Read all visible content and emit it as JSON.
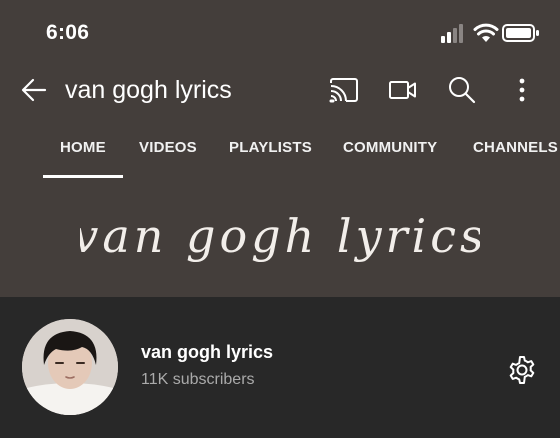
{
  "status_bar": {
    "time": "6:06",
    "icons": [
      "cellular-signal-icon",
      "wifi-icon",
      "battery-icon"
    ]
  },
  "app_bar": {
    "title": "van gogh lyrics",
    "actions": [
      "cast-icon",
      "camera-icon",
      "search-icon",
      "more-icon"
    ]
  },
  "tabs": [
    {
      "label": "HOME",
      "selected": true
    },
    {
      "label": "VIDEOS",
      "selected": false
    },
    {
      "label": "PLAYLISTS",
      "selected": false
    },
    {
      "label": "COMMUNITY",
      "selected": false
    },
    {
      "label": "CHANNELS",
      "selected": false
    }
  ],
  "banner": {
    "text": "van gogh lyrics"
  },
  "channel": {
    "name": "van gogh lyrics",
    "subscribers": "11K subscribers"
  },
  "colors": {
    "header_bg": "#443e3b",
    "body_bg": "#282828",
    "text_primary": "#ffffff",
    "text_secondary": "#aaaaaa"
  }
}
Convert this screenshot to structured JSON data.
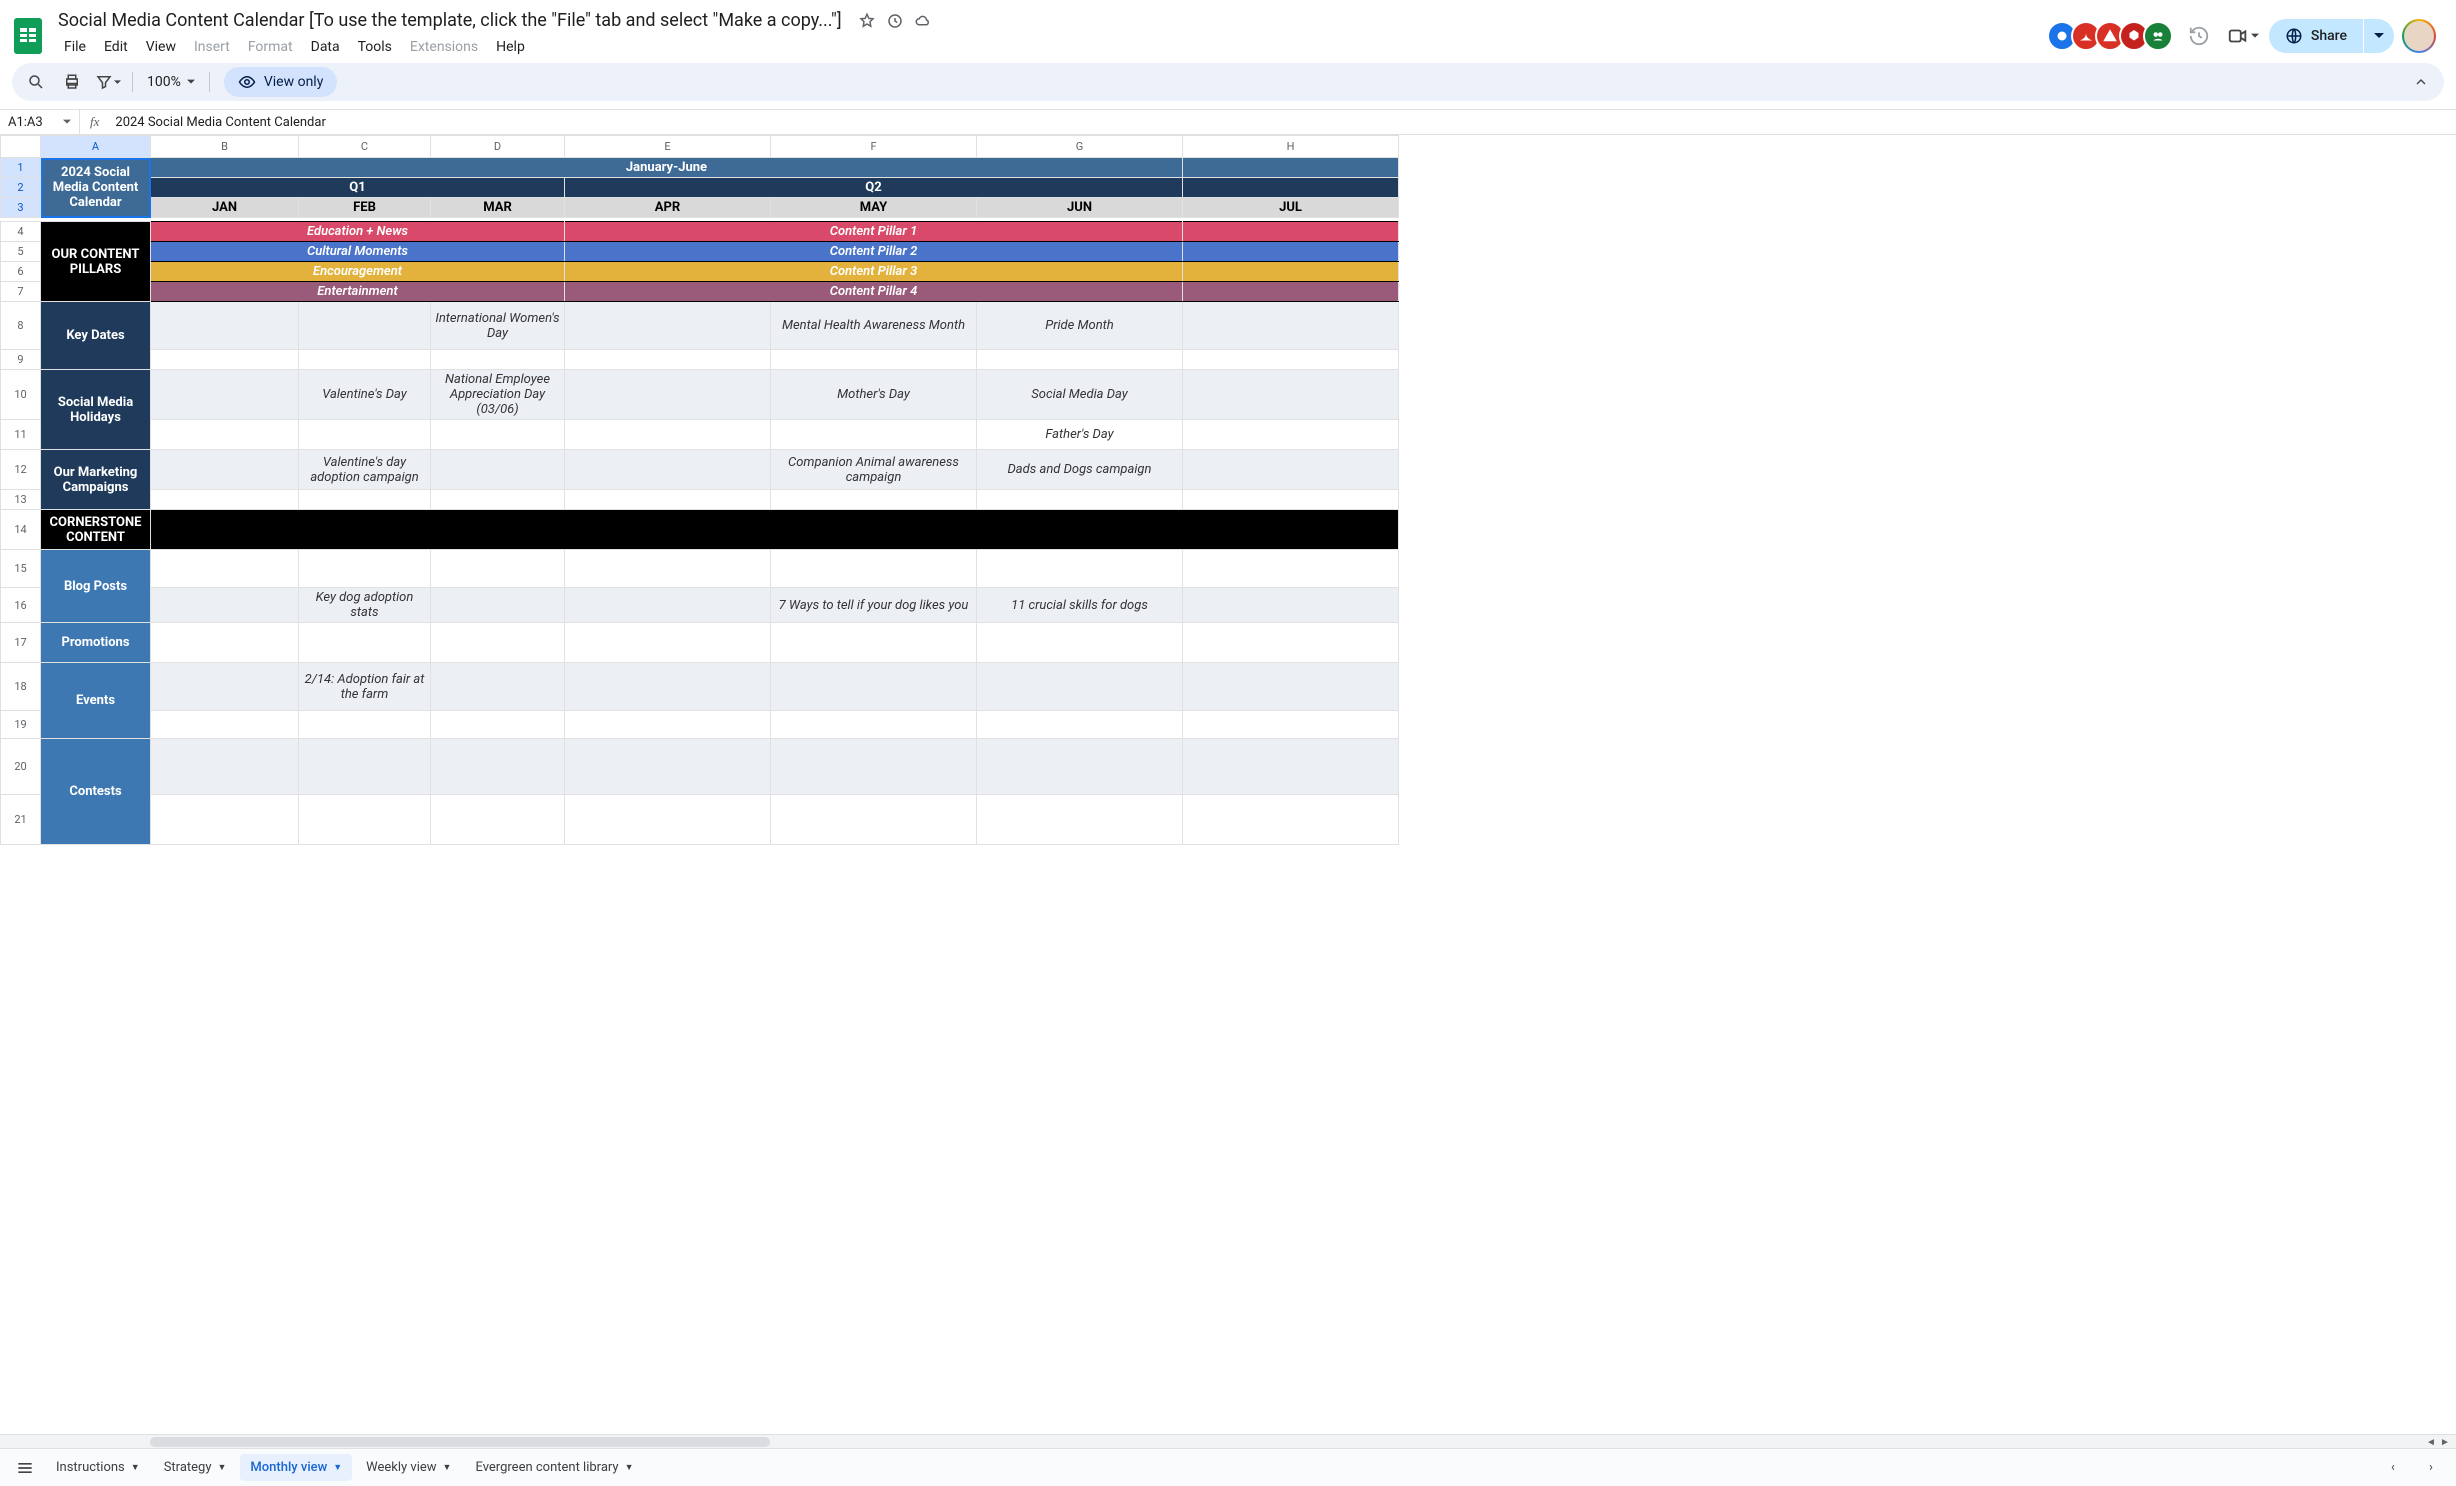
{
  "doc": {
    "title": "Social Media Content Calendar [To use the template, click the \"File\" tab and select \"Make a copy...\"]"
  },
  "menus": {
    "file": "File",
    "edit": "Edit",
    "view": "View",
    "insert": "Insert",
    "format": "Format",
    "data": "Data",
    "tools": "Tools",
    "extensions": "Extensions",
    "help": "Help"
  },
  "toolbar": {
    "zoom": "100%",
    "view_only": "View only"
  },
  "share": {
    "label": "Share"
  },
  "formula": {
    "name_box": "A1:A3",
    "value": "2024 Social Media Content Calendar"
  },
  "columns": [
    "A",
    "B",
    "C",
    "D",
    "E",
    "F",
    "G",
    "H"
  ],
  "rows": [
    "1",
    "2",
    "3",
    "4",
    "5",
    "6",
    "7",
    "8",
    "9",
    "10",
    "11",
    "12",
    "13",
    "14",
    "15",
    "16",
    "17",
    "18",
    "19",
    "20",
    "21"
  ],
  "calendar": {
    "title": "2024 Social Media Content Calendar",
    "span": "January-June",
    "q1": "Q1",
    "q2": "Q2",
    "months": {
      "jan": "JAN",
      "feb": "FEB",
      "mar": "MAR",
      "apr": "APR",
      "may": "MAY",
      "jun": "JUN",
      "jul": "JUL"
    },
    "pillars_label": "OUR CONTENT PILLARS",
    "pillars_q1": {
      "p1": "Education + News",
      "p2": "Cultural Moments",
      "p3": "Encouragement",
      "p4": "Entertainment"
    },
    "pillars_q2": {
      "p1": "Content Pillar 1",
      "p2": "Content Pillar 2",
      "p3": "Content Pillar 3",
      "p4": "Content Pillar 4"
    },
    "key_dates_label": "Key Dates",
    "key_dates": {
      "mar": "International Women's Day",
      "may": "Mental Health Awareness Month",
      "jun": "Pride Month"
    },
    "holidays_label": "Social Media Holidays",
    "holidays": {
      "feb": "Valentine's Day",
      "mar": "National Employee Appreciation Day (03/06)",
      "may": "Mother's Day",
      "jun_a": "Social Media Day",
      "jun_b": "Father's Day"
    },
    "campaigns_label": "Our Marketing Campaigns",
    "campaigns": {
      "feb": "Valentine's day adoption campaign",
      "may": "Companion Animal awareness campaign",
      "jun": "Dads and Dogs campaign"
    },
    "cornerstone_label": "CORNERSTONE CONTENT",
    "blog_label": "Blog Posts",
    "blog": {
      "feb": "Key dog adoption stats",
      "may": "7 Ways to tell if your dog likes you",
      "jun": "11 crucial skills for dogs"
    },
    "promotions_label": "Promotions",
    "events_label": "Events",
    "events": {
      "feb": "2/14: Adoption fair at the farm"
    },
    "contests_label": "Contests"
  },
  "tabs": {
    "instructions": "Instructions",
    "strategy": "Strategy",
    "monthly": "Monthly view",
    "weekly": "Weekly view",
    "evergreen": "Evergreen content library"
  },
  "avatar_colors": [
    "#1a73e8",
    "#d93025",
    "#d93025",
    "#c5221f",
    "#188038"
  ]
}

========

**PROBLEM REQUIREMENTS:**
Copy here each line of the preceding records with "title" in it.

**EXERCISE SOLUTION:**
    "title": "van gogh lyrics",
    "title": "Social Media Content Calendar [To use the template, click the \"File\" tab and select \"Make a copy...\"]"
    "title": "2024 Social Media Content Calendar",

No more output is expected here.